The human brain is intrinsically organized into resting-state networks (RSNs). Currently, several human brain functional atlases are used to define the spatial constituents of these RSNs. However, there are significant concerns about interatlas variability. In response, we undertook a quantitative comparison of the five major RSNs (default mode [DMN], salience, central executive, sensorimotor, and visual networks) across currently available brain functional atlases (n = 6) in which we demonstrated that (a) similarity between atlases was modest and positively linked to the size of the sample used to construct them; (b) across atlases, spatial overlap among major RSNs ranged between 17 and 76% (mean = 39%), which resulted in variability in their functional connectivity; (c) lower order RSNs were generally spatially conserved across atlases; (d) among higher order RSNs, the DMN was the most conserved across atlases; and (e) voxel-wise flexibility (i.e., the likelihood of a voxel to change network assignment across atlases) was high for subcortical regions and low for the sensory, motor and medial prefrontal cortices, and the precuneus. In order to facilitate RSN reproducibility in future studies, we provide a new freely available Consensual Atlas of REsting-state Networks, based on the most reliable atlases.

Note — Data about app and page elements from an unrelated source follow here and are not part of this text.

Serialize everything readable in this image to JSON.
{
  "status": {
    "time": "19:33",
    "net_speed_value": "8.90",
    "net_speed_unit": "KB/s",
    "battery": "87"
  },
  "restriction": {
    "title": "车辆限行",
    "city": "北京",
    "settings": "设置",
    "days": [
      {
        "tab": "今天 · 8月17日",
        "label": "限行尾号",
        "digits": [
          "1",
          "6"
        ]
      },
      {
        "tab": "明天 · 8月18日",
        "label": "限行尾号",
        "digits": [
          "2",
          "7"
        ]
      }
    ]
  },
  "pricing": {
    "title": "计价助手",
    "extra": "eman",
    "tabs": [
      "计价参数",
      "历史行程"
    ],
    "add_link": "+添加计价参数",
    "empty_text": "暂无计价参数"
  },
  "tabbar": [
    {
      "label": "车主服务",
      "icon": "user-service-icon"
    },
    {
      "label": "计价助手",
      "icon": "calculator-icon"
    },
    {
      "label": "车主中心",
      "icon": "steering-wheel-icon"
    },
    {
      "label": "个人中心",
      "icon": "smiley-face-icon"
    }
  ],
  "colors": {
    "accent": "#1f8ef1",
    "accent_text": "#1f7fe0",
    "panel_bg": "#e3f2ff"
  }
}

Keywords: brain functional atlases; consensual atlas; functional connectivity; resting-state networks; spatial variability.
© 2019 The Authors. Human Brain Mapping published by Wiley Periodicals, Inc.